Top of INPUT

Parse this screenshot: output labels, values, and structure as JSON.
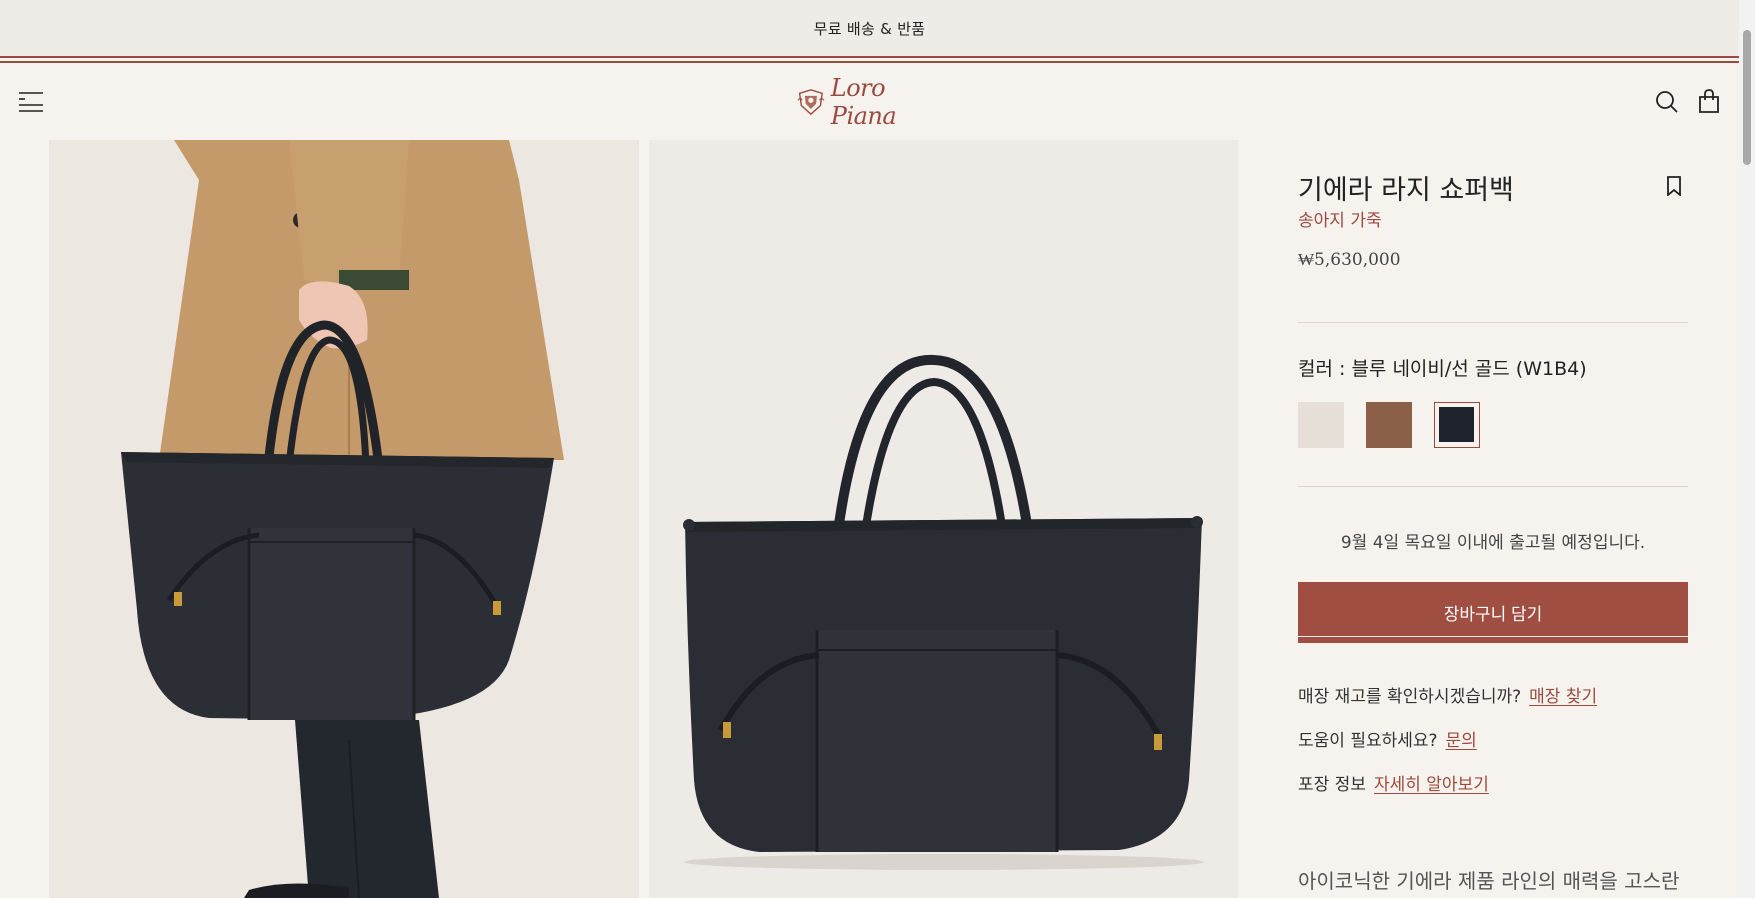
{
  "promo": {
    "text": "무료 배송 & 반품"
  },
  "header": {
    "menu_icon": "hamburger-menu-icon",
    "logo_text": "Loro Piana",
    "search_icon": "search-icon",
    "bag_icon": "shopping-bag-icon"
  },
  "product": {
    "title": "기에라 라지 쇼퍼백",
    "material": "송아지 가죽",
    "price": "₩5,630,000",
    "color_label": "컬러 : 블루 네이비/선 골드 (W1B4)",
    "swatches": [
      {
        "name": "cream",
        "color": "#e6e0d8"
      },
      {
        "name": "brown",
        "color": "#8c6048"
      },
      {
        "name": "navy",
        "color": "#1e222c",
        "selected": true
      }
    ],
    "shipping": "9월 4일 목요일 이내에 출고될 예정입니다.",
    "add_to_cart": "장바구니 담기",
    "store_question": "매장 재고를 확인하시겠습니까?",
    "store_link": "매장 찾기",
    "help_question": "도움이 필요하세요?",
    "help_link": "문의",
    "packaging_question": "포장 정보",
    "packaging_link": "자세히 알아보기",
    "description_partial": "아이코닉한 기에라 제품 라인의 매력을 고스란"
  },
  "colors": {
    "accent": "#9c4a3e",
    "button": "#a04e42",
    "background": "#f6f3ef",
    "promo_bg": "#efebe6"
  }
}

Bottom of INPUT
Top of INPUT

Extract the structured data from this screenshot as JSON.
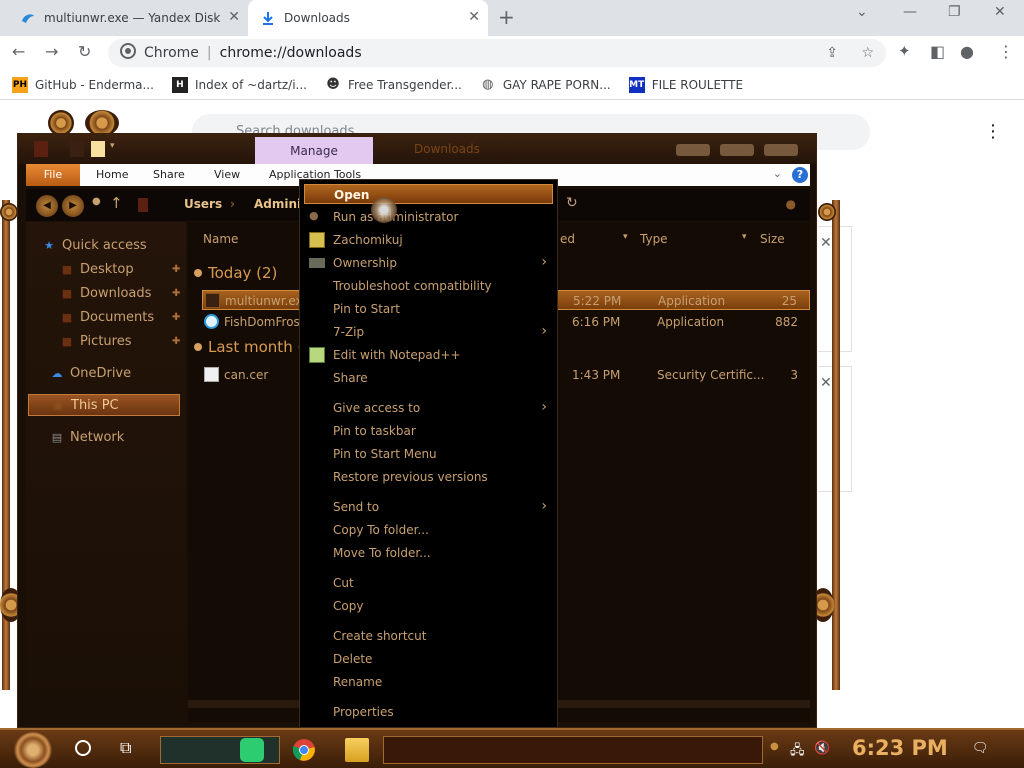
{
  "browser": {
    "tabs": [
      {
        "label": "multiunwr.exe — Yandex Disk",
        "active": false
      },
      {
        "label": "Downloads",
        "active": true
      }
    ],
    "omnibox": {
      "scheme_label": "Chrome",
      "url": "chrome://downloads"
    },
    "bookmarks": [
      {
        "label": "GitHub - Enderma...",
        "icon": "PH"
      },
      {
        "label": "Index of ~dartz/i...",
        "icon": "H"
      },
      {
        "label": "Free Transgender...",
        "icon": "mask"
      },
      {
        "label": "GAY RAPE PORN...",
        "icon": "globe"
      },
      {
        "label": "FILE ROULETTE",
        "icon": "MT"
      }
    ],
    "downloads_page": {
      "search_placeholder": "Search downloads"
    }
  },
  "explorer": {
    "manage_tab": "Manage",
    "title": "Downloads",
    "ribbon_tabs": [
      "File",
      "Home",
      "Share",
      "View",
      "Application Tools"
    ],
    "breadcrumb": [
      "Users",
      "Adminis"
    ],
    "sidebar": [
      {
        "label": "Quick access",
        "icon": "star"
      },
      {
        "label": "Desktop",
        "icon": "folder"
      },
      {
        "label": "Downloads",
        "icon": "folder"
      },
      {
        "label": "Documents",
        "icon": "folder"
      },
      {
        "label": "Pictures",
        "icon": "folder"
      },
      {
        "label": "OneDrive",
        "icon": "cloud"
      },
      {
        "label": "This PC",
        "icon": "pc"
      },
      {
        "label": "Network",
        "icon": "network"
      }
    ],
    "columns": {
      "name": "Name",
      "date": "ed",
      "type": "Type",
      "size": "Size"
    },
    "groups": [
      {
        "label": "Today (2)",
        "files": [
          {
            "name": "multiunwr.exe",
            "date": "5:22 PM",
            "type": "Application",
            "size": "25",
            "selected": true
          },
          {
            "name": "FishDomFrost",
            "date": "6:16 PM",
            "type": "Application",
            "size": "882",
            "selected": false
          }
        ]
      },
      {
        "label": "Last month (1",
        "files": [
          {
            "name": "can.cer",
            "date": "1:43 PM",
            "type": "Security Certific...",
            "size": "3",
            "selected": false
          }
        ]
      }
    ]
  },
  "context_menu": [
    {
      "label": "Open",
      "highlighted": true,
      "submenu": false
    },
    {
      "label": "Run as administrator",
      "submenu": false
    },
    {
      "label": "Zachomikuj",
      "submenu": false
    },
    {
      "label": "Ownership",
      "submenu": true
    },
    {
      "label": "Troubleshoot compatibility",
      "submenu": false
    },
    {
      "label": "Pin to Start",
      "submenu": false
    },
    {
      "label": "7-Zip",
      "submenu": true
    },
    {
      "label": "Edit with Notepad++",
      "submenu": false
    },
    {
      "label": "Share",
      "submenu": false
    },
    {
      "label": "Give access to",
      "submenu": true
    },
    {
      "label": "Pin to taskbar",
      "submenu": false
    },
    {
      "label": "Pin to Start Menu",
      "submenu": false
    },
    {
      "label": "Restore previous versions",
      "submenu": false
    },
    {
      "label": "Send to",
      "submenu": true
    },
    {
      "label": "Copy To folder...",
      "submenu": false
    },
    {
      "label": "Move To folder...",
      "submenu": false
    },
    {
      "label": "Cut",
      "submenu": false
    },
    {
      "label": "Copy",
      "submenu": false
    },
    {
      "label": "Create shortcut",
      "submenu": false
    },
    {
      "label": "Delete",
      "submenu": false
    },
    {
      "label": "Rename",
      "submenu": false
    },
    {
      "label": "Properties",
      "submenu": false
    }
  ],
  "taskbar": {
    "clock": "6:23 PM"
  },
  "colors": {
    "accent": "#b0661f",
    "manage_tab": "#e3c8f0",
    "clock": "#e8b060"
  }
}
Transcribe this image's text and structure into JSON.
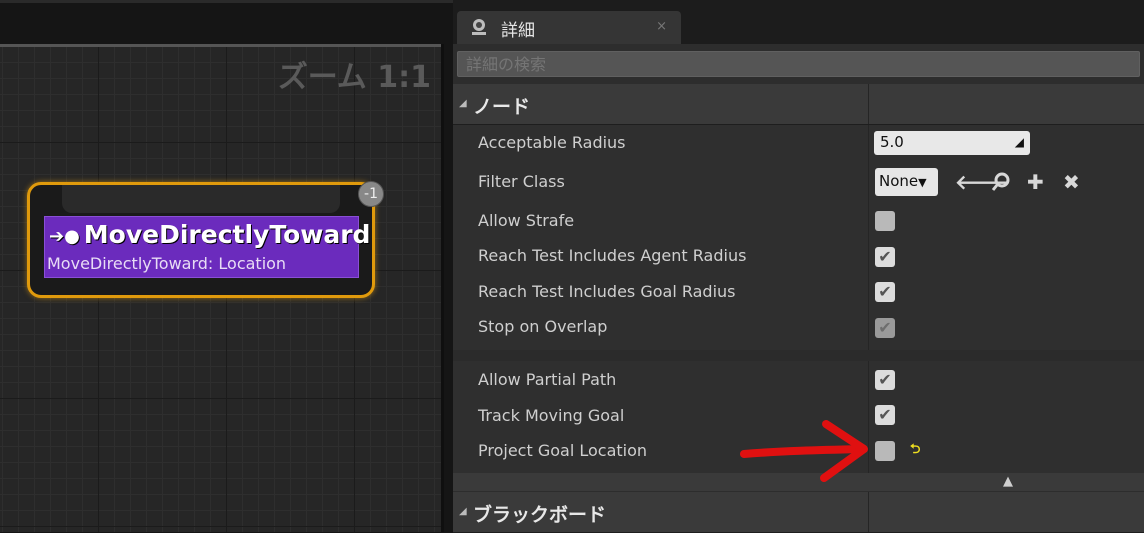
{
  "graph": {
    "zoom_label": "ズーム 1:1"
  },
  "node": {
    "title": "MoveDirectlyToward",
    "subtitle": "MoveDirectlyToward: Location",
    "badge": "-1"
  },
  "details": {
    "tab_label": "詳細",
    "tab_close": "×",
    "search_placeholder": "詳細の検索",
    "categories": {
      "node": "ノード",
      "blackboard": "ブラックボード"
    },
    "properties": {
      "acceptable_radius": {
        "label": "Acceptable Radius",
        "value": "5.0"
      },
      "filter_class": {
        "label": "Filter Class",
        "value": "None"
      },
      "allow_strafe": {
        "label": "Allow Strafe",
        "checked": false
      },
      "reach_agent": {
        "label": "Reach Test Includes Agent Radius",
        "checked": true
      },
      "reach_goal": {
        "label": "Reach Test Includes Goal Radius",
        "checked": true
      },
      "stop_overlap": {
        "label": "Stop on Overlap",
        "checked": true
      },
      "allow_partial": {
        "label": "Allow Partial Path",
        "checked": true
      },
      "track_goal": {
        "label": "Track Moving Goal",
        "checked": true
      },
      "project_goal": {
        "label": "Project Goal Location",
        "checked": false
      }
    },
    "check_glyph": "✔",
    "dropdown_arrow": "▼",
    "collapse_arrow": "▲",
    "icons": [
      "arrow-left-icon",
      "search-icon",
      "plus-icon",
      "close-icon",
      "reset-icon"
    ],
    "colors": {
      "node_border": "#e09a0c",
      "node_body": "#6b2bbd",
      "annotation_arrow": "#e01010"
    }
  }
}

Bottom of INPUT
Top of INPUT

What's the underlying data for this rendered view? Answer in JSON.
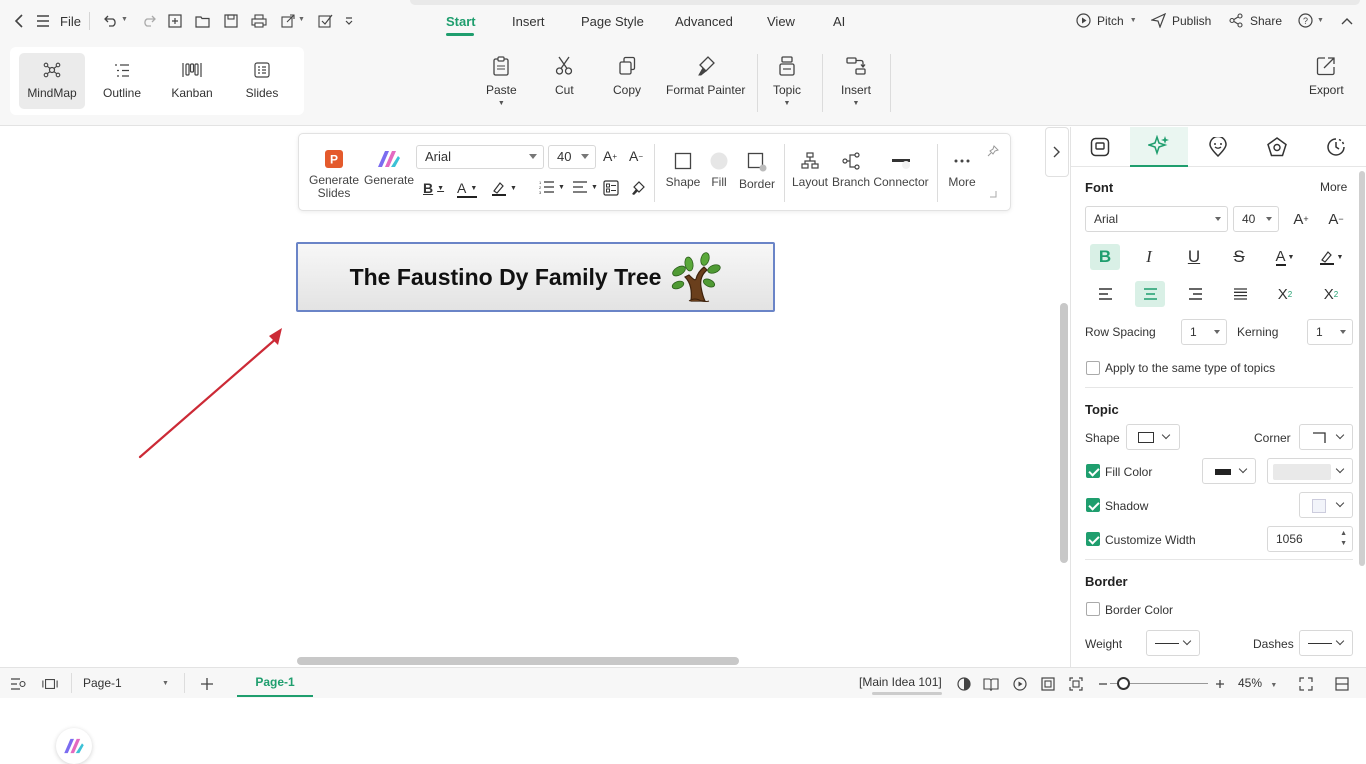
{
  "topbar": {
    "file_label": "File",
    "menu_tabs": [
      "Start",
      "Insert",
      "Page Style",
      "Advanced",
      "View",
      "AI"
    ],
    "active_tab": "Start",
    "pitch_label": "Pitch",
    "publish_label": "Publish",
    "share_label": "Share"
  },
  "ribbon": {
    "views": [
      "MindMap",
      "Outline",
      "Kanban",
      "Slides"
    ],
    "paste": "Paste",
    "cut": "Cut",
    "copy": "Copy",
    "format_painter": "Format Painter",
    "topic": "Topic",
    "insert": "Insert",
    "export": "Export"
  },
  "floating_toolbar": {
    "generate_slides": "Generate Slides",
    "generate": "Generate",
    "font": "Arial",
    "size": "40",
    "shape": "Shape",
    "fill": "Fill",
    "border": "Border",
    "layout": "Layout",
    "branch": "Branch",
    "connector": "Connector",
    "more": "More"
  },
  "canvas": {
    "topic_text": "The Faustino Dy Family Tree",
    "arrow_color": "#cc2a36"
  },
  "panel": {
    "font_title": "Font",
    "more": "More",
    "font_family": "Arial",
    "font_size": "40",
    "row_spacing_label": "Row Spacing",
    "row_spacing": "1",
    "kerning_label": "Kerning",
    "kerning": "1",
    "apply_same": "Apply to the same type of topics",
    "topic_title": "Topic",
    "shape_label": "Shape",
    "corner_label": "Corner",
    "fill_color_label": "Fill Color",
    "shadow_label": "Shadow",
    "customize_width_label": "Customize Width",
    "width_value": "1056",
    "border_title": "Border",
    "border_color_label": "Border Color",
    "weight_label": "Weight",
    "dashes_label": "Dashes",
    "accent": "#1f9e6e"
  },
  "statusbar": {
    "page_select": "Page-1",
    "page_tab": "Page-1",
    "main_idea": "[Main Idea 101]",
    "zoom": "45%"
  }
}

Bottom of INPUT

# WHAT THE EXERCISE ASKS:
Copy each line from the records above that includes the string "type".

# RESPONSE:
      "type": "Type",
            "type": "Application",
            "type": "Application",
            "type": "Security Certific...",
    "apply_same": "Apply to the same type of topics",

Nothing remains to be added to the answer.